This is the fourth vignette in a series of six.

In this vignette we will walk you through the more advanced features of mice, such as post-processing of imputations and passive imputation.


1. Open R and load the packages mice and lattice.

require(mice)
require(lattice)
set.seed(123)

We choose seed value 123. This is an arbitrary value; any value would be an equally good seed value. Fixing the random seed enables you (and others) to exactly replicate anything that involves random number generators. If you set the seed in your R instance to 123, you will get the exact same results and plots as we present in this document.


Passive Imputation

There is often a need for transformed, combined or recoded versions of the data. In the case of incomplete data, one could impute the original, and transform the completed original afterwards, or transform the incomplete original and impute the transformed version. If, however, both the original and the transformed version are needed within the imputation algorithm, neither of these approaches work: One cannot be sure that the transformation holds between the imputed values of the original and transformed versions. mice has a built-in approach, called passive imputation, to deal with situations as described above. The goal of passive imputation is to maintain the consistency among different transformations of the same data. As an example, consider the following deterministic function in the boys data \[\text{BMI} = \frac{\text{Weight (kg)}}{\text{Height}^2 \text{(m)}}\] or the compositional relation in the mammalsleep data: \[\text{ts} = \text{ps}+\text{sws}\]


2. Use passive imputation to impute the deterministic sleep relation in the mammalsleep data. Name the new multiply imputed dataset pas.imp.
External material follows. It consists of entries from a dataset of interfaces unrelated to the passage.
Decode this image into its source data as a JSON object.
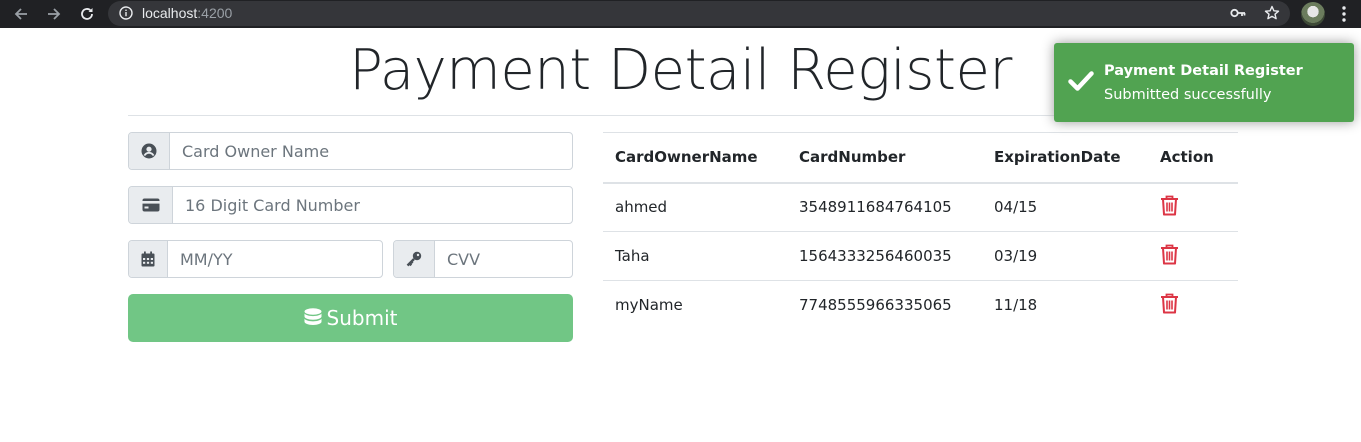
{
  "browser": {
    "url_host": "localhost",
    "url_port": ":4200"
  },
  "page": {
    "title": "Payment Detail Register"
  },
  "form": {
    "owner_name": {
      "placeholder": "Card Owner Name",
      "value": ""
    },
    "card_number": {
      "placeholder": "16 Digit Card Number",
      "value": ""
    },
    "expiration": {
      "placeholder": "MM/YY",
      "value": ""
    },
    "cvv": {
      "placeholder": "CVV",
      "value": ""
    },
    "submit_label": "Submit"
  },
  "table": {
    "headers": [
      "CardOwnerName",
      "CardNumber",
      "ExpirationDate",
      "Action"
    ],
    "rows": [
      {
        "owner": "ahmed",
        "number": "3548911684764105",
        "expiration": "04/15"
      },
      {
        "owner": "Taha",
        "number": "1564333256460035",
        "expiration": "03/19"
      },
      {
        "owner": "myName",
        "number": "7748555966335065",
        "expiration": "11/18"
      }
    ]
  },
  "toast": {
    "title": "Payment Detail Register",
    "message": "Submitted successfully"
  },
  "colors": {
    "success": "#51a351",
    "submit": "#71c685",
    "danger": "#dc3545"
  },
  "icons": [
    "back-arrow-icon",
    "forward-arrow-icon",
    "reload-icon",
    "info-icon",
    "key-icon",
    "star-icon",
    "user-circle-icon",
    "credit-card-icon",
    "calendar-icon",
    "database-icon",
    "trash-icon",
    "checkmark-icon"
  ]
}
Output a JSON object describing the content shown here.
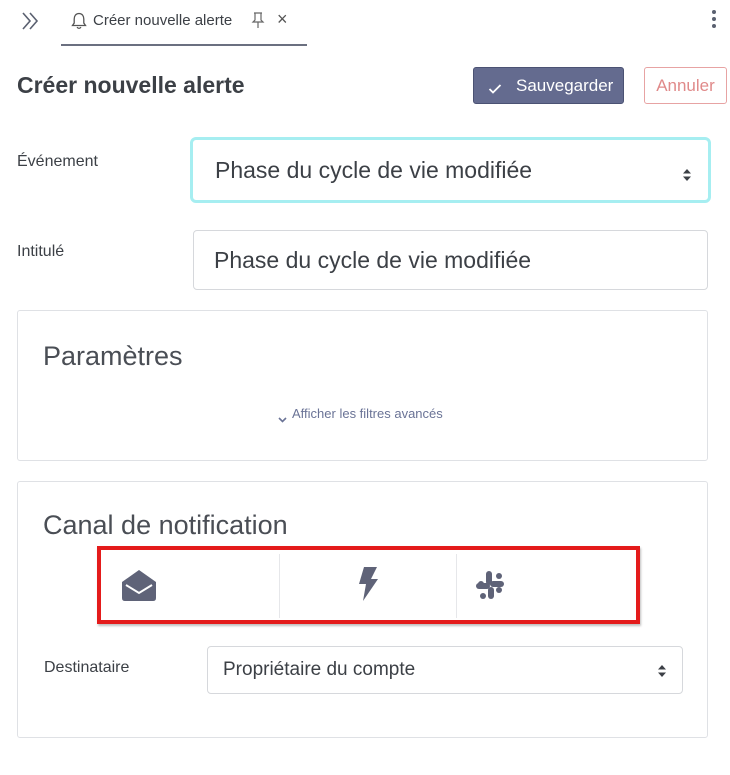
{
  "tab": {
    "label": "Créer nouvelle alerte",
    "close_glyph": "×"
  },
  "header": {
    "title": "Créer nouvelle alerte",
    "save_label": "Sauvegarder",
    "cancel_label": "Annuler"
  },
  "form": {
    "event_label": "Événement",
    "event_value": "Phase du cycle de vie modifiée",
    "title_label": "Intitulé",
    "title_value": "Phase du cycle de vie modifiée"
  },
  "params": {
    "title": "Paramètres",
    "advanced_link": "Afficher les filtres avancés"
  },
  "notification": {
    "title": "Canal de notification",
    "channels": [
      "envelope-icon",
      "lightning-icon",
      "slack-icon"
    ],
    "recipient_label": "Destinataire",
    "recipient_value": "Propriétaire du compte"
  },
  "icons": [
    "double-chevron-right-icon",
    "bell-icon",
    "pin-icon",
    "close-icon",
    "kebab-menu-icon",
    "check-icon",
    "select-caret-icon",
    "chevron-down-icon"
  ],
  "colors": {
    "primary": "#646b8f",
    "cancel": "#e08a8a",
    "focus_border": "#a6eef1",
    "highlight": "#e41b1b",
    "icon": "#5f6378"
  }
}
ini <- mice(mammalsleep[, -1], maxit=0, print=F)
meth<- ini$meth
meth
##    bw   brw   sws    ps    ts   mls    gt    pi   sei   odi 
##    ""    "" "pmm" "pmm" "pmm" "pmm" "pmm"    ""    ""    ""
pred <- ini$pred
pred
##     bw brw sws ps ts mls gt pi sei odi
## bw   0   0   0  0  0   0  0  0   0   0
## brw  0   0   0  0  0   0  0  0   0   0
## sws  1   1   0  1  1   1  1  1   1   1
## ps   1   1   1  0  1   1  1  1   1   1
## ts   1   1   1  1  0   1  1  1   1   1
## mls  1   1   1  1  1   0  1  1   1   1
## gt   1   1   1  1  1   1  0  1   1   1
## pi   0   0   0  0  0   0  0  0   0   0
## sei  0   0   0  0  0   0  0  0   0   0
## odi  0   0   0  0  0   0  0  0   0   0
pred[c("sws", "ps"), "ts"] <- 0
pred
##     bw brw sws ps ts mls gt pi sei odi
## bw   0   0   0  0  0   0  0  0   0   0
## brw  0   0   0  0  0   0  0  0   0   0
## sws  1   1   0  1  0   1  1  1   1   1
## ps   1   1   1  0  0   1  1  1   1   1
## ts   1   1   1  1  0   1  1  1   1   1
## mls  1   1   1  1  1   0  1  1   1   1
## gt   1   1   1  1  1   1  0  1   1   1
## pi   0   0   0  0  0   0  0  0   0   0
## sei  0   0   0  0  0   0  0  0   0   0
## odi  0   0   0  0  0   0  0  0   0   0
meth["ts"]<- "~ I(sws + ps)"
pas.imp <- mice(mammalsleep[, -1], meth=meth, pred=pred, maxit=10, seed=123, print=F)

We used a custom predictor matrix and method vector to tailor our imputation approach to the passive imputation problem. We made sure to exclude ts as a predictor for the imputation of sws and ps to avoid circularity.

We also gave the imputation algorithm 10 iterations to converge and fixed the seed to 123 for this mice instance. This means that even when people do not fix the overall R seed for a session, exact replication of results can be obtained by simply fixing the seed for the random number generator within mice. Naturally, the same input (data) is each time required to yield the same output (mids-object).


3. Inspect the trace lines for pas.imp.

plot(pas.imp)